ERIC Number: ED330462
Record Type: Non-Journal
Publication Date: 1991
Reference Count: N/A
Prenatal Cocaine Exposure: The South Looks for Answers. A SACUS Special Report.
Shores, Elizabeth F.
This special report provides answers to six fundamental questions on prenatal cocaine exposure: (1) What problems do drug-exposed newborns have? (2) How many of these children are there? (3) How do we get pregnant women to avoid drugs and alcohol? (4) What should be done to help the families of substance abusers? (5) How do drug-exposed children develop? (6) How should schools assess and prepare for drug-exposed children? It is concluded that careful, developmentally appropriate assessment will be crucial if children with prenatal drug exposure are to receive the best services. Further, those services will not be the same for every child. Fetal cocaine exposure does not create a uniform set of delays.
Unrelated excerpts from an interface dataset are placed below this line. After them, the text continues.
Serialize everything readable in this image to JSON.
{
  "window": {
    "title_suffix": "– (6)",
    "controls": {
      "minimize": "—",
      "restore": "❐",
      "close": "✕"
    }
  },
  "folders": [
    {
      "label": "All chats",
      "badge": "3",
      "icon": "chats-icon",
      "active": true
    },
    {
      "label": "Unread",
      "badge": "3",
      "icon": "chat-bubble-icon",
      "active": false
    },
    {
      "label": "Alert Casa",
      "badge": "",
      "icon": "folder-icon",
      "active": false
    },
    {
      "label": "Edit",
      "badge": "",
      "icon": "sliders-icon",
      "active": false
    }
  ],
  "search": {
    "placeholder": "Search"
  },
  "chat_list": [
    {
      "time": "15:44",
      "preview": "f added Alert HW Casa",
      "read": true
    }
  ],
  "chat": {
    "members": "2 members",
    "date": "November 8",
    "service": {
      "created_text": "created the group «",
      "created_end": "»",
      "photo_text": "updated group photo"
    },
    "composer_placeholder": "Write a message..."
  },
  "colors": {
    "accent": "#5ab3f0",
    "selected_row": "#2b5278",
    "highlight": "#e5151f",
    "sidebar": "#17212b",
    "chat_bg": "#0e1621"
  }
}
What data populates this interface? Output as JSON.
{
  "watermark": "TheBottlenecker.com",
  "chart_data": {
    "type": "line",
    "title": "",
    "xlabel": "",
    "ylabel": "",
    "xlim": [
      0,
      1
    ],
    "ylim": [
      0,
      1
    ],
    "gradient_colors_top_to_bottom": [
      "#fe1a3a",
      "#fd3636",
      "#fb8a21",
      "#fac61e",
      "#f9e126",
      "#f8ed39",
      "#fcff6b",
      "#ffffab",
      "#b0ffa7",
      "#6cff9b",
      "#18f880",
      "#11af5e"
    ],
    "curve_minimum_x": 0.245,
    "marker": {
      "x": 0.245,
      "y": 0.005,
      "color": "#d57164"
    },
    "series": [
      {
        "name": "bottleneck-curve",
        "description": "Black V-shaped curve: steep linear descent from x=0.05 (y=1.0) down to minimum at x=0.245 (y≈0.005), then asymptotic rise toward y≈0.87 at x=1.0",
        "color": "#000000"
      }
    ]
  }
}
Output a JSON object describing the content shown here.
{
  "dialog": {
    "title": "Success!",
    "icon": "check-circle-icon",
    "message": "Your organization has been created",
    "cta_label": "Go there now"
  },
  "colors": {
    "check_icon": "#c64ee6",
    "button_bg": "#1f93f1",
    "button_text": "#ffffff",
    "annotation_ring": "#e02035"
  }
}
The problems it tends to cause can be greatly exacerbated by a poor home life. Evaluation is complicated by the fact that behavior problems and developmental delays which seem to indicate prenatal drug exposure could be the result of other factors, such as divorce or death in the family. Nevertheless, many Southerners are hopeful that drug-exposed children can succeed in regular classrooms if teachers get enough support and training. (RH)
Descriptors: Cocaine, Drug Abuse, Drug Addiction, Early Childhood Education, Family Programs, Guidelines, Individual Development, Infants, Intervention, Mothers, Needs Assessment, Parent Responsibility, Prevention, Program Development, School Role
Southern Association on Children Under Six, P.O. Box 5403, Little Rock, AR 72215-5403 ($6.00).
Publication Type: Guides - Non-Classroom
Education Level: N/A
Authoring Institution: Southern Association on Children Under Six, Little Rock, AR.